Thinking about how much you are currently paying for auto insurance, do you believe you are paying a fair or unfair rate?
|Sentiment about rate fairness||% respondents in 2022||% respondents in 2021|
|Neither fair nor unfair||19%||18%|
|Don’t know/Prefer not to answer||3%||3%|
Monitoring Actual Driving? People Are Getting Comfy With It
For people who are very safe drivers, buying car insurance that focuses primarily on actual driving habits may be worth considering, and more motorists are warming up to the idea.
Usage-based auto insurance, which utilizes actual driving data in rates, could reduce insurance companies’ reliance on non-driving price factors such as credit scores, occupation and education. Using telematics, these insurance programs monitor and score actual driving, including speeding, braking and cornering.

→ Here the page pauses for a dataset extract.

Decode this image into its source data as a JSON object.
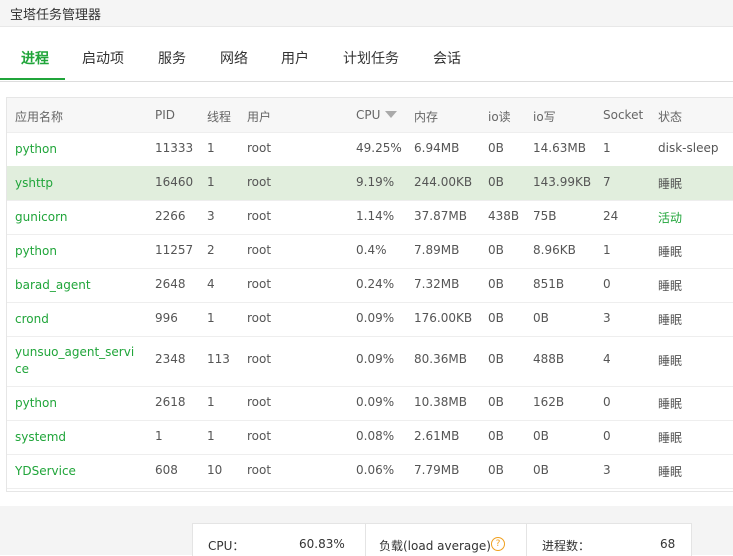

More than half (64%) of survey respondents said they’d be “very comfortable” or “somewhat comfortable” with having their driving closely monitored if it could lead to lower car insurance rates. Last year only about half (51%) were comfortable with it.
Would you be comfortable allowing a car insurance company to closely monitor your driving (e.g. with a piece of equipment installed in your car) if it allowed you to receive lower insurance rates for good driving?
|Sentiment about usage-based insurance||% respondents in 2022||% respondents in 2021|
|Not very comfortable||17%||18%|
|Not comfortable at all||13%||26%|
|Don’t know/Prefer not to answer||6%||5%|
Over a Quarter Think Other Drivers are Not Very Good or Terrible
There’s no shortage of high-tech telematics programs that can evaluate how safely a motorist drives but that doesn’t keep humans from making their own assessments. Just 12% describe their fellow drivers as “excellent,” and 28% judge them to be “terrible” or “not very good.”
How would you describe most other people as drivers?
|Description of other drivers||% respondents|
|Neither good nor bad drivers||33%|
|Not very good drivers||21%|
|Don’t know/Prefer not to answer|